This particular collage comes from a recent incarnation of ‘Art for Modern Architecture’, in which Hugonnier responds to the art of Pietro Consagra. For this reason, the newspaper grounds come from vintage editions of the Italian Corriere della Sera, dated 1977—a year around the middle of Consagra’s most productive period. By 1977, the Years of Lead (1969-1980) were well underway in Italy: the extremist left-wing organisation known as the Red Brigade had formed in 1970, and had been carrying out more and more regular terror attacks ever since its conception. The newspapers which Hugonnier uses naturally focus upon this state of turmoil. The headlines describe kidnappings, bomb attacks, assassinations, violent protests and fires.

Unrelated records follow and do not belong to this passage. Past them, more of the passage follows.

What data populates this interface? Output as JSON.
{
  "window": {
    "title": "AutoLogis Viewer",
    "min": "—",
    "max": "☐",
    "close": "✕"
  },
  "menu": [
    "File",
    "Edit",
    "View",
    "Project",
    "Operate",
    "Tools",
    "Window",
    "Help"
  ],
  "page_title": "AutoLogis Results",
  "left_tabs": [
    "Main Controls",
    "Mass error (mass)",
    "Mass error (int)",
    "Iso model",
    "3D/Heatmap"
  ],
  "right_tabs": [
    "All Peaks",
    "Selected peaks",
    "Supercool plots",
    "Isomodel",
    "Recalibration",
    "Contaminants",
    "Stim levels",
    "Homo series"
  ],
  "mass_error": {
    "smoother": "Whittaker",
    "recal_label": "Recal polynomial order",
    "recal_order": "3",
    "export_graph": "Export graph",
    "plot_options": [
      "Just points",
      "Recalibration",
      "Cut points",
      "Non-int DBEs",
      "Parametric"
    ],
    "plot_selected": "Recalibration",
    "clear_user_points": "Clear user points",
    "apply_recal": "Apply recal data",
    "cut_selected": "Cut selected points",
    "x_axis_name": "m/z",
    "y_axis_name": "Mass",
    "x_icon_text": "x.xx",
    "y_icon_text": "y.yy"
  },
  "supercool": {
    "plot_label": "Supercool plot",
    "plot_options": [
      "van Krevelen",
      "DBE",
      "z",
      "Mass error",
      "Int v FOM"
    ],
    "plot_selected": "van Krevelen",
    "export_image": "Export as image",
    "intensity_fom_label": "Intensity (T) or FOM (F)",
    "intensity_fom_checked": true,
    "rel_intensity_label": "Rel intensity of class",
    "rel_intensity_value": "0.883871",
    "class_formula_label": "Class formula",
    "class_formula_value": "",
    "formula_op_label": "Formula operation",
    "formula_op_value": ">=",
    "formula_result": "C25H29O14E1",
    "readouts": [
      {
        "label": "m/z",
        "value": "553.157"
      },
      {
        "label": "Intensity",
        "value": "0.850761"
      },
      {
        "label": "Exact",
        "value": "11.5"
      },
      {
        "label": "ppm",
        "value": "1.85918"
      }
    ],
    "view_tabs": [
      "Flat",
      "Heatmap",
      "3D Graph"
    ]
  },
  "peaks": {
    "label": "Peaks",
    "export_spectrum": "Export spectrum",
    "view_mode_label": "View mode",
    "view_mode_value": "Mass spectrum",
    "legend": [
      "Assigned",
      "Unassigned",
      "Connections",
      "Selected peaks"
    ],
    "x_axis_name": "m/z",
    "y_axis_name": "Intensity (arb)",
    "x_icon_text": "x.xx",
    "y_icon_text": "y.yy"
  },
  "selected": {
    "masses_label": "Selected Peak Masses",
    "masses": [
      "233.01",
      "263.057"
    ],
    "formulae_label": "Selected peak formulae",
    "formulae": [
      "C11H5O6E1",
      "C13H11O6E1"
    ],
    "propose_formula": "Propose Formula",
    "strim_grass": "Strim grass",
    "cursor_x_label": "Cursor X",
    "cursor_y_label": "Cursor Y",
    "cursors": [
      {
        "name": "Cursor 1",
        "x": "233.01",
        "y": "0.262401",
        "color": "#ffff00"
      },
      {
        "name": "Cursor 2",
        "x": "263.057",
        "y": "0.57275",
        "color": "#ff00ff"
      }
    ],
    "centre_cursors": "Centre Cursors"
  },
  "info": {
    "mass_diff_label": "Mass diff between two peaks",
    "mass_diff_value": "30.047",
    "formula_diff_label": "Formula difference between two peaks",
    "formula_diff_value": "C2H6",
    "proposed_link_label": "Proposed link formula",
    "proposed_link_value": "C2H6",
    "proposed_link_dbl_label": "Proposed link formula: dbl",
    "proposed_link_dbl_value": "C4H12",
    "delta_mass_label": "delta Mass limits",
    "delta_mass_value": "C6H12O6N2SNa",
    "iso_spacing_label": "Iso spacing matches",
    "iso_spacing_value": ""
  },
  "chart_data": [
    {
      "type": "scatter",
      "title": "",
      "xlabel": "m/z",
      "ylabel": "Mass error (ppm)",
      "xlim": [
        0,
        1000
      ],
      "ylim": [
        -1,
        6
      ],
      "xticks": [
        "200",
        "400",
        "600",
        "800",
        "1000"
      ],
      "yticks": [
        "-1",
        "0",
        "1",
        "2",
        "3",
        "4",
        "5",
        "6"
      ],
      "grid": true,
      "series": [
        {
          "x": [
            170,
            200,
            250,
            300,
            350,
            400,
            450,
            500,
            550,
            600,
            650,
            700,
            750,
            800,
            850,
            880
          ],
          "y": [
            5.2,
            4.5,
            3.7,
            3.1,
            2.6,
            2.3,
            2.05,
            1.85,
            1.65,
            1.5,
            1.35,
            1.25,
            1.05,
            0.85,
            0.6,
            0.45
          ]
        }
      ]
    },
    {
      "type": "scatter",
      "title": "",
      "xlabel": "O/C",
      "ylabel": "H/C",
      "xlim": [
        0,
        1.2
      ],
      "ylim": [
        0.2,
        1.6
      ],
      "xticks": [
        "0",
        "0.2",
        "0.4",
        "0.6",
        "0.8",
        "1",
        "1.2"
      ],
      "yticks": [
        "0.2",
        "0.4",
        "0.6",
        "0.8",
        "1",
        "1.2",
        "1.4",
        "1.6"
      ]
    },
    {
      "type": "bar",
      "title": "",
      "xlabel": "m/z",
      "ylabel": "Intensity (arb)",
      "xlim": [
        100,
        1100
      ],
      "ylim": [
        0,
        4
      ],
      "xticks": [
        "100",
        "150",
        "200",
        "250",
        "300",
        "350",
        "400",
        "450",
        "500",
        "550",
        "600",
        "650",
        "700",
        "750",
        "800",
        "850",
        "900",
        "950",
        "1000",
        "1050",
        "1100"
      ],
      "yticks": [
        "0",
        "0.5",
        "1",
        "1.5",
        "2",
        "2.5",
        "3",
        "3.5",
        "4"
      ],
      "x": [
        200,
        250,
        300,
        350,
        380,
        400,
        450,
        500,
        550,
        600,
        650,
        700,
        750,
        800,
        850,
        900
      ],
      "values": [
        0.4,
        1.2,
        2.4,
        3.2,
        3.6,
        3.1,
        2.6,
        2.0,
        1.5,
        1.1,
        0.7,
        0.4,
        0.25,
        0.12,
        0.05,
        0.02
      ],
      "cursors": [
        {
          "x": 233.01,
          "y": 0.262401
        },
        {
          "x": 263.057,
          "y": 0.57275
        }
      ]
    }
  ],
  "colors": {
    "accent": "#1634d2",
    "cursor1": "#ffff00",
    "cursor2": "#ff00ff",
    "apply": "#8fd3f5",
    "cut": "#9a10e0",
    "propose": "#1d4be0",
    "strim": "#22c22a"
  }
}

By hiding the images which accompany these headlines, the artist sabotages and questions the systems of propaganda, spectacle and power which journalistic photography bolster. She also encourages the viewer to engage more actively with the artwork, demanding that we bring our own memories of the reported news—or else our imagined versions of it—to fill in the collages’ blanks.